Tapeworm should be considered a significant pathogen in young horses: findings presented at recent equine colic symposium
Tapeworm infections were found to be a significant concern in horse management when colic cases in four yearlings were investigated.
The individual colic cases occurred over several years (one in 2014, and three in 2019/2020) at a well-managed Thoroughbred stud farm. Two of the yearlings required euthanasia while two made a full recovery. Post mortem/laparotomy examinations of three yearlings revealed large live tapeworm infections, and three of the cases suffered ileocaecal intussusception; where a section of the intestine slides inside an adjacent section. This was despite the yearlings being treated with praziquantel (tapeworm treatment) at 6 and 12 months of age.
The most concerning finding was that two of the live tapeworm infections were discovered just days after the yearlings had received the praziquantel dose, therefore raising suspicions of praziquantel resistance (meaning the drug would no longer kill tapeworms).

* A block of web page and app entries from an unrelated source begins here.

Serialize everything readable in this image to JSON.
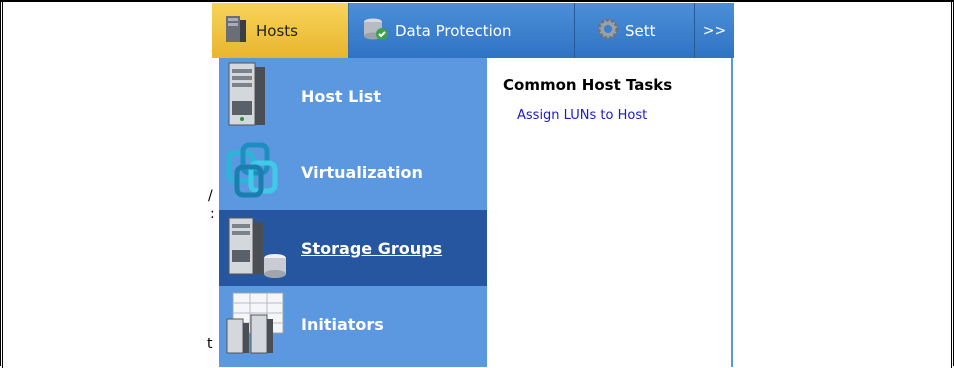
{
  "nav": {
    "tabs": [
      {
        "label": "Hosts",
        "icon": "server-icon",
        "active": true
      },
      {
        "label": "Data Protection",
        "icon": "database-shield-icon"
      },
      {
        "label": "Sett",
        "icon": "gear-icon"
      },
      {
        "label": ">>",
        "icon": "more-icon"
      }
    ]
  },
  "menu": {
    "items": [
      {
        "label": "Host List",
        "icon": "server-tower-icon"
      },
      {
        "label": "Virtualization",
        "icon": "virtualization-rings-icon"
      },
      {
        "label": "Storage Groups",
        "icon": "server-storage-icon",
        "active": true
      },
      {
        "label": "Initiators",
        "icon": "initiators-grid-icon"
      }
    ]
  },
  "tasks": {
    "title": "Common Host Tasks",
    "links": [
      "Assign LUNs to Host"
    ]
  },
  "background_text": {
    "stub1": "/",
    "stub2": ":",
    "stub3": "t"
  },
  "colors": {
    "nav_blue": "#3a7fd0",
    "active_tab": "#f0c845",
    "menu_blue": "#5b98df",
    "menu_active": "#2656a0",
    "link": "#1a1ad0"
  }
}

During 2019, all 15 yearlings on the stud farm were tested using the EquiSal Tapeworm saliva test and were all found to have high ‘saliva score’ results, therefore demonstrating significant tapeworm-specific antibody responses. Repeat testing over 14 weeks after treatment showed seven yearlings with reductions in specific antibody levels, but five yearlings remained the same or increased. The only yearling to reach ‘low’ diagnosis after treatment was a filly who had previously spent time on box rest without access to grazing. It is expected that significant reductions in EquiSal saliva scores will occur within two to three months of treatment providing there is no reinfection or evidence of resistance. Research conducted by the EquiSal team has shown that in horses where tapeworm reinfection is prevented (by restricting access to grazing), 90 % of horses in the study (19) reduced to low within 10 weeks and all had reduced to low within 12 weeks.
At Deben Valley Equine, EquiSal tests are available to buy individually or as part of our annual worming programme.
Jess Spanton, the lead veterinary surgeon, commented, “While this case study hasn’t generated firm conclusions of praziquantel resistance, the large live tapeworm infections discovered days after treatment are very concerning, suggesting that a level of resistance to anti-tapeworm treatments is a strong possibility. Tapeworm infections in horses, and in particular youngstock, should be closely monitored to prevent horses suffering clinical disease, which in some cases can be severe. The benefit of testing for tapeworm is that anti-tapeworm dosing frequency and management practices can be altered in response to results, and in some cases may identify whether there is a potential for resistance.’
Dr Corrine Austin, founder of EquiSal Tapeworm testing, said “It is very common for horses in high risk environments, such as youngstock or herds with existing tapeworm infections, to have high EquiSal results despite receiving 6 monthly doses of anti-tapeworm treatment. Our research has shown that this is usually due to rapid reinfection from the pasture after treatment. More frequent saliva test monitoring and subsequent treatment is essential to manage horses at risk of developing clinical symptoms. Just as important is identifying horses which don’t need treatment – approximately 70% of those tested – meaning the only two drugs we have available for treating tapeworm can be saved for when they are really needed, thus slowing the development of resistance.”
Tapeworm and Horse Health
Tapeworm infections can pose a significant threat to horse health, as they have been associated with various clinical cases of colic and intestinal obstruction, as follows:-
- Intussusception, a form of colic where one part of the intestine telescopes into another
- Caecal perforation or rupture, leading to peritonitis, wherein contents of the caecum leak out and cause infection of the abdominal cavity (peritoneum)
- Thickening of the ileo-caecal junction and mucosa, leading to intestinal obstruction due to the gut in this area moving abnormally
- Intestinal obstruction, as above and can be caused by a large mass of tapeworms blocking the junction between the small and large intestine
- Ileal or caecal torsion, meaning twisting of the intestines causing severe pain and obstruction.
Horses may present with recurrent colic over a few weeks, with bouts becoming more frequent and more severe. Alternatively, there may be a sudden onset of colic with severe pain. The most common problem is a mild colic due to the constricted nutrient flow as the contents of the intestines get backed up.
Larger tapeworm burdens are more likely to be of clinical significance, but even moderate burdens can result in damage to the intestinal mucosa. It has been shown that the higher the infection site in the gut, the more likely the horse is to suffer from colic. Due to the small intestinal region in which tapeworms attach – the ileo-caecal junction – tapeworms tend to cluster close together, so combining into a mass large enough to cause severe lesions.
Given the correlation of infection intensity to horse intestinal health, and concerns for dewormer resistance, there is an increasingly recognised need for accurate diagnostic tests.
How many horses have a tapeworm burden?
Of horses tested to date, only a quarter have an infection requiring treatment. This finding suggests that a huge number of horses (approximately 3/4) are receiving routine tapeworm treatment when they don’t need it.
From EquiSal (Austin Davis Biologicals Ltd)